Georgia Blueberry, Vegetable Growers Vote to Extend Assessments

Clint ThompsonGeorgia

Atlanta, GA – Georgia Agriculture Commissioner Tyler Harper announced in April that Georgia blueberry growers voted to extend the $5 per ton assessment on marketed blueberries for an additional three years. The balloting was conducted from March 1 to March 30, 2024, and the extension passed with 71% voting in favor. Georgia Growers marketing 2,000 pounds or more of blueberries are subject to the assessment, ensuring continued support for the research, education and promotion to support Georgia’s blueberry industry.

The Georgia Agricultural Commodity Commission for Blueberries, established by the Georgia State Legislature in 2008, is crucial in advancing Georgia’s blueberry industry. It allocates funds toward essential projects, including research, education, and promotional efforts. These initiatives encompass various endeavors, from breeding and genetic improvements to fertility studies, variety evaluations, insect and disease management, and weed control. Notably, the Commission actively advocates for fair trade practices, urging the Federal Trade Commission to investigate instances of blueberry dumping into the U.S. market.

Harper also announced that Georgia vegetable producers voted to extend the one-cent-per-marketing-unit checkoff fee on 14 key vegetable crops for another three years. The decision, supported by more than 90% of producers, reflects their commitment to ensuring fresh, nutritious food for all Georgians.

The approved market order covers crops including cabbage, beans, greens, bell peppers, specialty peppers, tomatoes, eggplants, carrots, beets, cantaloupes, squash, broccoli, sweet potatoes and cucumbers, providing vital support for growers statewide.

Funds collected by the Georgia Vegetable Commission contribute to research initiatives conducted by the University of Georgia, focusing on production enhancement, disease control and pest management.

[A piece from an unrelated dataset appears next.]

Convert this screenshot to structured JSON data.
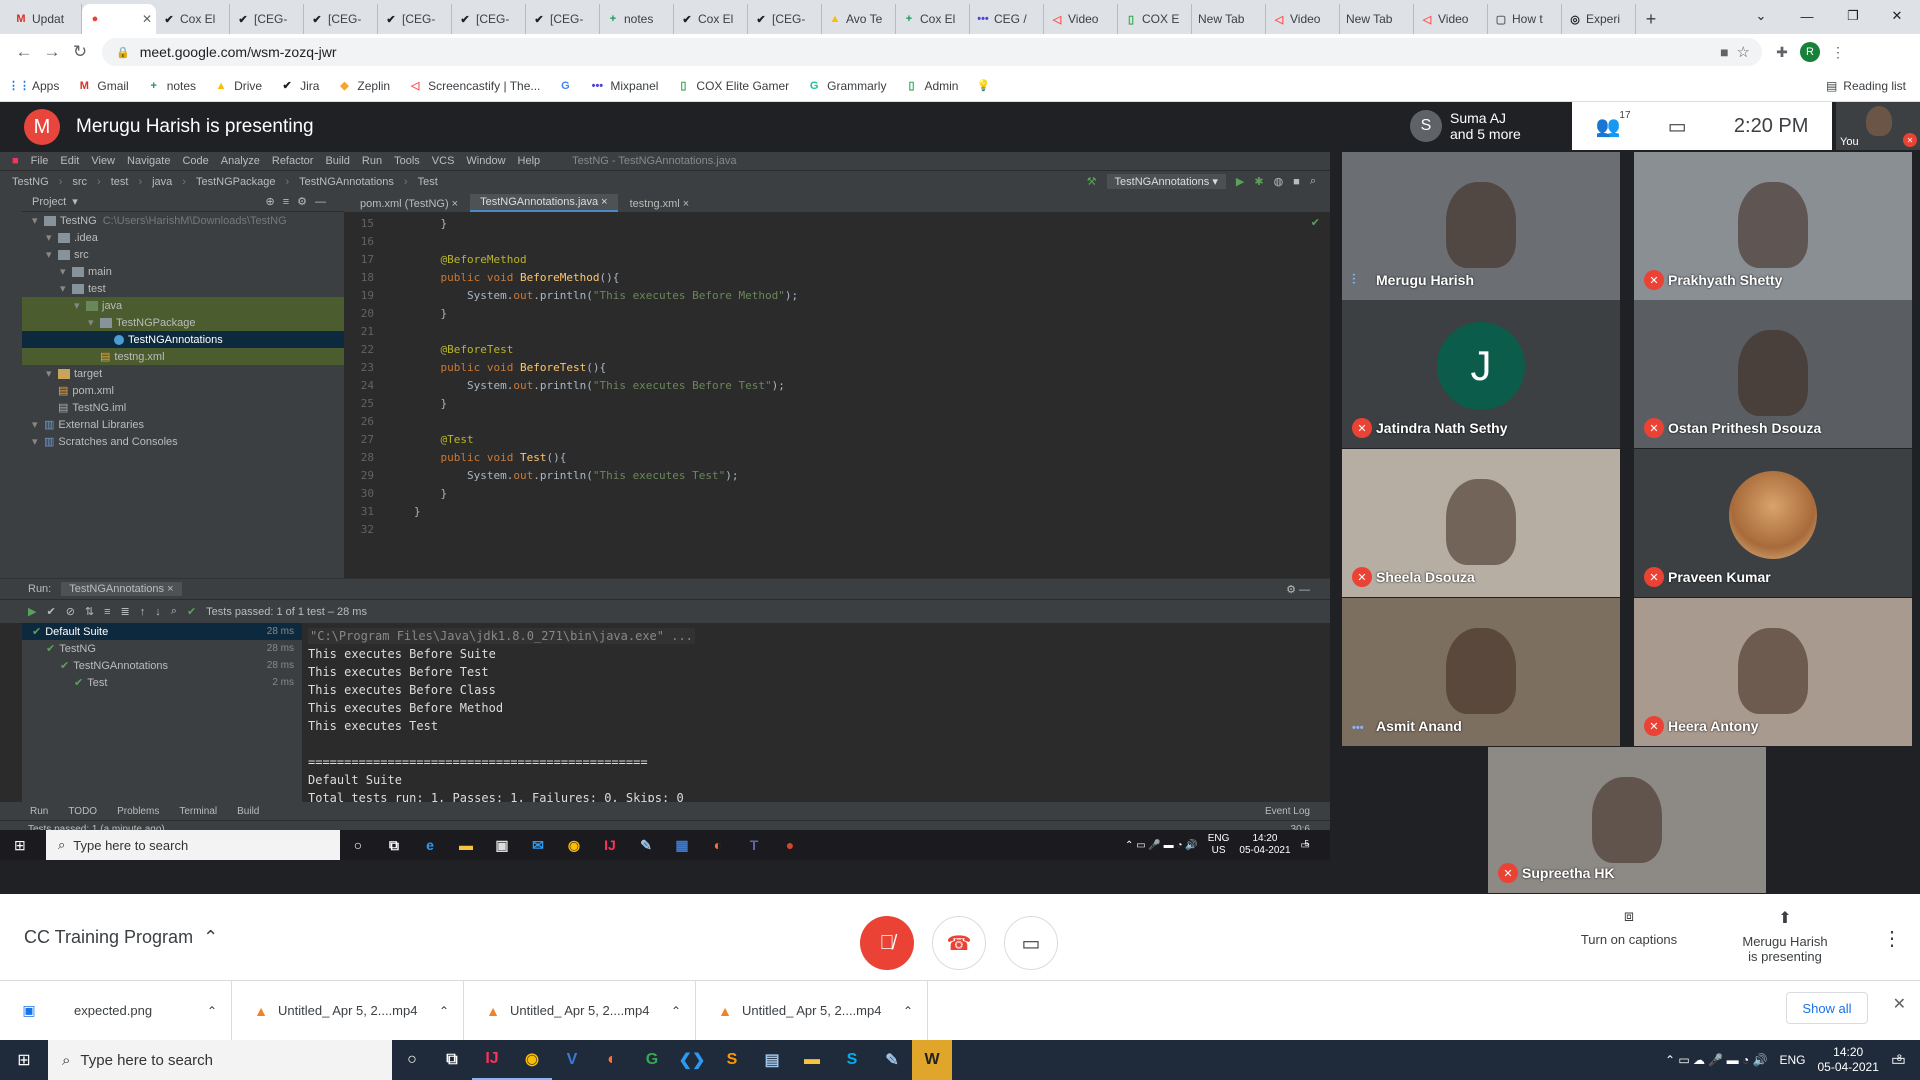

To participate, growers must produce 50 acres or more of designated crops annually.

Source: Georgia Department of Agriculture